And I was to the point where the only real issue I had was with the stock baskets (using the Linea Espresso) so I figured it was time to roll in some new coffees.
First, I switched over to the Stumptown Hairbender for a few days. I figured this would be a real test, as the Hairbender is notoriously challenging to work with. In addition, it's a complex, multi-bean blend that tends to benefit from updosing and under-extraction - so I knew this would be a good test of the stock baskets.
I pulled shots using the stock 21g basket (based on Strada-derived feedback from friends at Stumptown) as well as from the Simonelli basket - and from my GS (using the Simonelli basket) as a frame of reference.
The difference between the shot on the GS (with the Simonelli) and the shot on the Mini (with the same basket) was small and subtle. The shot from the Mini was "fluffier" and had lower "density" on the palate. The aftertaste didn't last as long. Otherwise, very comparable.
That's just nuts
. In general, I shy away from working with the Hairbender on home machines. One of the great glories of the initial prototype GS/3 was how I was able to get good shots of this espresso using it. I was simply unused to a standard home machine being able to cope with the requirements of this coffee.
In addition, my GS is in many ways ideal for the Hairbender. I've kind of calibrated that machine for the Hairbender at this point.

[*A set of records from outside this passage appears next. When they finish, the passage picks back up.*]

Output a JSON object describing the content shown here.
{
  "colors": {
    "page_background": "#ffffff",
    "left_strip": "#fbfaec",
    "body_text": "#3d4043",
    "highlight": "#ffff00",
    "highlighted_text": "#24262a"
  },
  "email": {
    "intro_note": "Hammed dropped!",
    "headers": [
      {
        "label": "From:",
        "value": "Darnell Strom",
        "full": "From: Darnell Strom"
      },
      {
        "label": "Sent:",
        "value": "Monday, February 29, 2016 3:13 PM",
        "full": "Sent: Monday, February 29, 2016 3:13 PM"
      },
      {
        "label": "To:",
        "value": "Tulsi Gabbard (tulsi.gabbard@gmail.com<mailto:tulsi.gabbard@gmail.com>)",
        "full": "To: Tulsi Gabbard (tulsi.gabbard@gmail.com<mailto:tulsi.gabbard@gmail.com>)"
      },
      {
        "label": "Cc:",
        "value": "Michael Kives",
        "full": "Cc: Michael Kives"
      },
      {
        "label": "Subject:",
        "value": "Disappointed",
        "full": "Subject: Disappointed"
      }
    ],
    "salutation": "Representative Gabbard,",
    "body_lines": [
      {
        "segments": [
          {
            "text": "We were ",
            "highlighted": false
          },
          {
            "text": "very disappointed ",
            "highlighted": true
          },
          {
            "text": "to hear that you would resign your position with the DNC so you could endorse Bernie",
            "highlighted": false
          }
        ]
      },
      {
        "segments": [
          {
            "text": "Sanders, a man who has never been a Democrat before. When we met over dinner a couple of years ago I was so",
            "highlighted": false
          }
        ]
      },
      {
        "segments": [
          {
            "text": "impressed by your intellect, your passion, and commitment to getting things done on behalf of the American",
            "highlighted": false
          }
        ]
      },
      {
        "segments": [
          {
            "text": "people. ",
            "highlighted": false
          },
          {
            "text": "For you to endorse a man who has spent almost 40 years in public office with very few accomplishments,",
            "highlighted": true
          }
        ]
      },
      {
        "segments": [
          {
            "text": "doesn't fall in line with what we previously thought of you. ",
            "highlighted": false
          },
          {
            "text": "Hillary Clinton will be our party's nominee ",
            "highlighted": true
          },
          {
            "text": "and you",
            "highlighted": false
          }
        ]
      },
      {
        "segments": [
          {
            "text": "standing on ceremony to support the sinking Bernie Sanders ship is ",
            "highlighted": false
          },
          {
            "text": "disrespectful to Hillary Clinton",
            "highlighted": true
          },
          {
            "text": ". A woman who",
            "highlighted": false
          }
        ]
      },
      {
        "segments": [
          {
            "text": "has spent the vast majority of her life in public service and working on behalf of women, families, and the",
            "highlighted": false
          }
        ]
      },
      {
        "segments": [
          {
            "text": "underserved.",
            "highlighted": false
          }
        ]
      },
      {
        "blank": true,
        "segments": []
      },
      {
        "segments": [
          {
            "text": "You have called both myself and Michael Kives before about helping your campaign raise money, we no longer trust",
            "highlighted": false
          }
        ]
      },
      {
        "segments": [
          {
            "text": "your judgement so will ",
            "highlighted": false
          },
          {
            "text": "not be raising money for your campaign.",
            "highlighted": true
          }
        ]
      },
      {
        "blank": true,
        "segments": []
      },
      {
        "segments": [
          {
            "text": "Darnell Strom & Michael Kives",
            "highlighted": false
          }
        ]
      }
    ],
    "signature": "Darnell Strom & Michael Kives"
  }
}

So to be able to pull shots of Hairbender from this 110v home machine that are comparable to what I get off a completely dialed in, 230v commercial machine... that's just... well... it's insane. Seriously. This machine is nuts.

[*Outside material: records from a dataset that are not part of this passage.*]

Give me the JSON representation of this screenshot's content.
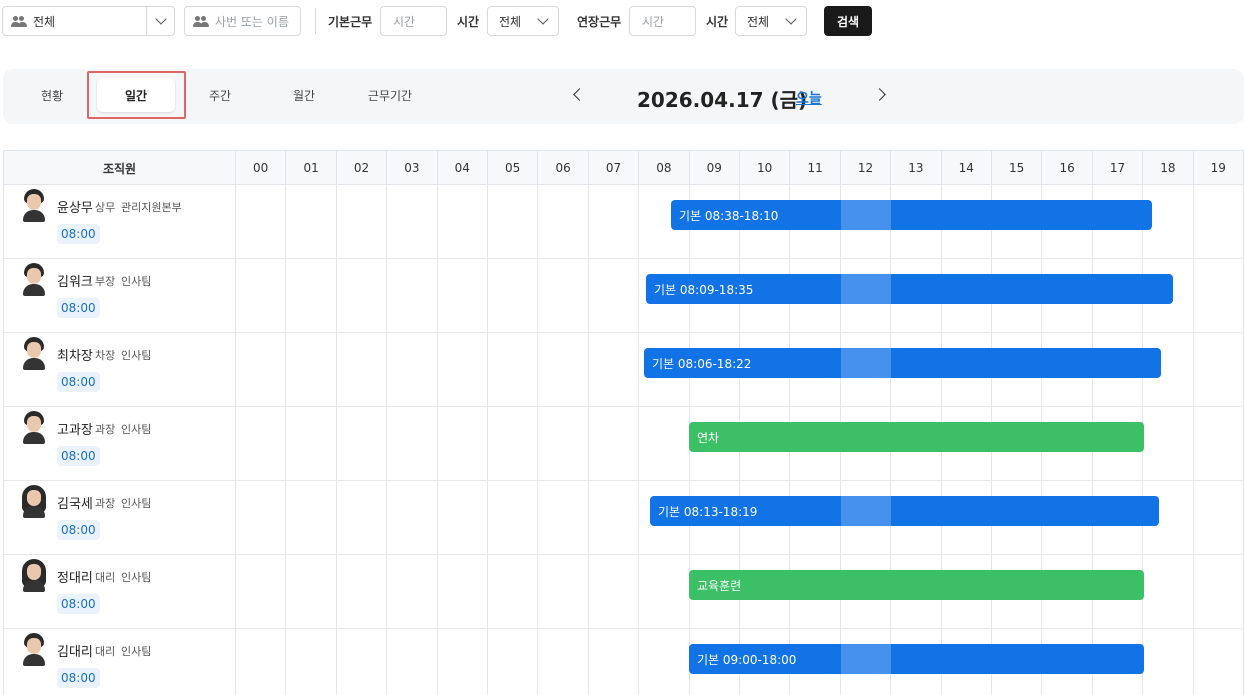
{
  "filters": {
    "org_select": "전체",
    "name_placeholder": "사번 또는 이름",
    "basic_label": "기본근무",
    "basic_time_placeholder": "시간",
    "basic_time_label": "시간",
    "basic_select": "전체",
    "overtime_label": "연장근무",
    "overtime_time_placeholder": "시간",
    "overtime_time_label": "시간",
    "overtime_select": "전체",
    "search_button": "검색"
  },
  "tabs": [
    {
      "label": "현황"
    },
    {
      "label": "일간",
      "active": true
    },
    {
      "label": "주간"
    },
    {
      "label": "월간"
    },
    {
      "label": "근무기간"
    }
  ],
  "date_nav": {
    "date": "2026.04.17 (금)",
    "today_link": "오늘"
  },
  "table": {
    "member_header": "조직원",
    "hours": [
      "00",
      "01",
      "02",
      "03",
      "04",
      "05",
      "06",
      "07",
      "08",
      "09",
      "10",
      "11",
      "12",
      "13",
      "14",
      "15",
      "16",
      "17",
      "18",
      "19"
    ]
  },
  "members": [
    {
      "name": "윤상무",
      "rank": "상무",
      "dept": "관리지원본부",
      "time": "08:00",
      "avatar": "male",
      "bar": {
        "type": "blue",
        "label": "기본 08:38-18:10"
      }
    },
    {
      "name": "김워크",
      "rank": "부장",
      "dept": "인사팀",
      "time": "08:00",
      "avatar": "male",
      "bar": {
        "type": "blue",
        "label": "기본 08:09-18:35"
      }
    },
    {
      "name": "최차장",
      "rank": "차장",
      "dept": "인사팀",
      "time": "08:00",
      "avatar": "male",
      "bar": {
        "type": "blue",
        "label": "기본 08:06-18:22"
      }
    },
    {
      "name": "고과장",
      "rank": "과장",
      "dept": "인사팀",
      "time": "08:00",
      "avatar": "male",
      "bar": {
        "type": "green",
        "label": "연차"
      }
    },
    {
      "name": "김국세",
      "rank": "과장",
      "dept": "인사팀",
      "time": "08:00",
      "avatar": "female",
      "bar": {
        "type": "blue",
        "label": "기본 08:13-18:19"
      }
    },
    {
      "name": "정대리",
      "rank": "대리",
      "dept": "인사팀",
      "time": "08:00",
      "avatar": "female",
      "bar": {
        "type": "green",
        "label": "교육훈련"
      }
    },
    {
      "name": "김대리",
      "rank": "대리",
      "dept": "인사팀",
      "time": "08:00",
      "avatar": "male",
      "bar": {
        "type": "blue",
        "label": "기본 09:00-18:00"
      }
    }
  ],
  "colors": {
    "accent_blue": "#1273e6",
    "leave_green": "#3cc066",
    "link_blue": "#1976d2",
    "highlight_red": "#e06666"
  }
}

When I switched to the stock 21g basket, on the other hand, things got weird. I was able to get consistent shots after I'd got the grind right. It was relatively easy to work with once dialed in as well (especially using the Anfim). But the flavor in the cup was dominated by Indonesian coffee notes, with a lot of mushroom funk that wasn't even identifiable in the other shots using other baskets. In addition, there was a decrease in viscosity and most of the cherry flavor vanished. Finally, I actually ended up having to run at a higher brew temp using this stock basket.

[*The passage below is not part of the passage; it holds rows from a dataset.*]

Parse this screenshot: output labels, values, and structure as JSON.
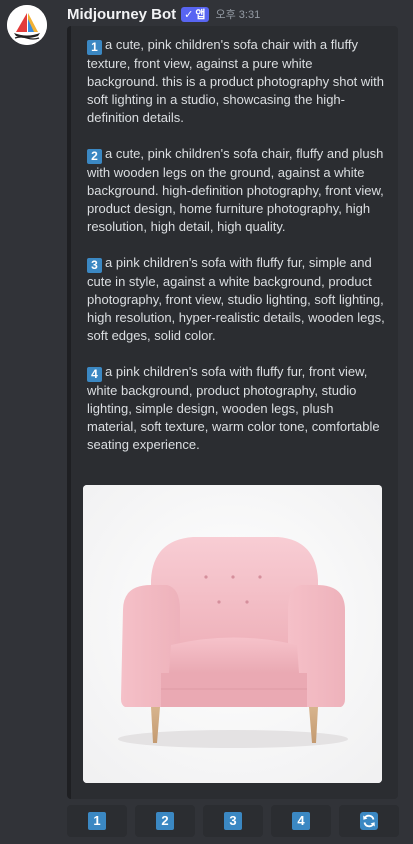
{
  "message": {
    "username": "Midjourney Bot",
    "badge_check": "✓",
    "badge_label": "앱",
    "timestamp": "오후 3:31"
  },
  "prompts": [
    {
      "num": "1",
      "text": "a cute, pink children's sofa chair with a fluffy texture, front view, against a pure white background. this is a product photography shot with soft lighting in a studio, showcasing the high-definition details."
    },
    {
      "num": "2",
      "text": "a cute, pink children's sofa chair, fluffy and plush with wooden legs on the ground, against a white background. high-definition photography, front view, product design, home furniture photography, high resolution, high detail, high quality."
    },
    {
      "num": "3",
      "text": "a pink children's sofa with fluffy fur, simple and cute in style, against a white background, product photography, front view, studio lighting, soft lighting, high resolution, hyper-realistic details, wooden legs, soft edges, solid color."
    },
    {
      "num": "4",
      "text": "a pink children's sofa with fluffy fur, front view, white background, product photography, studio lighting, simple design, wooden legs, plush material, soft texture, warm color tone, comfortable seating experience."
    }
  ],
  "buttons": [
    {
      "label": "1"
    },
    {
      "label": "2"
    },
    {
      "label": "3"
    },
    {
      "label": "4"
    },
    {
      "icon": "refresh-icon"
    }
  ],
  "colors": {
    "background": "#313338",
    "embed": "#2b2d31",
    "keycap": "#3b88c3",
    "app_badge": "#5865f2",
    "sofa_pink": "#f7c4cc"
  }
}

No matter what I did, I was unable to get a shot from the stock basket (even with guidance from Stumptown) that was comparable to what I was getting from the after-market baskets. And I burned through all my Hairbender trying to do so.
OK, so that's a three bean blend and a five bean blend. The first of them is optimal in my experience with a slight updose and slight under-extraction, and the second seems to shine most at very heavy doses and rather heavy under-extraction. So for my next coffee I decided to choose a Single Origin Espresso (in this case, the Linea Caffe Brazil FAF) - which is lighter roasted and optimal at a neutral dose and full extraction.
This was clearly the type of coffee that the stock baskets were intended for. With this coffee, dialing in the shot was super easy. Getting optimal tasting shots was quick, and once I had the grind, dose and temp correct the shots were incredibly
I'm going to predict that working with a lighter roast single origin espresso is going to be nearly brain-dead easy (especially if you either weigh each shot or are an experienced barista using a timed grinder like the Anfim).
Compared to shots from either the EPNW basket or the Simonelli one, with this coffee the shots from the stock basket had far greater transparency and clarity. Sweetness was improved and the shots had wonderful sparkling acidity. In addition, I was able to get far more complete extraction without losing body or developing astringent flavors.
I'm going to suggest that anyone buying this machine should probably augment the stock baskets with an aftermarket basket that is optimized for complicated blends and/or coffees that are best when dosed outside the designed "neutral" band for these baskets. If I owned this machine, I'd have three baskets on my machine: the stock 17g, the stock 21g and the EPNW Precision or Simonelli double.
The stock baskets really require a fine grind / neutral dose / full extraction approach to the coffee. When measuring your coffee, this results in a relatively idiot proof way to get consistent and acceptable extraction from most coffees. If you want to go with a different approach or you want to do fine-granularity tweaking of the parameters, you're probably going to want to at least experiment with different baskets.
Now... after-market baskets are probably the cheapest "upgrade" you could have to face with a new machine. So this isn't that painful. And with that additional basket (and in my case a different portafilter) I think this machine would be absolutely perfect
for my home needs.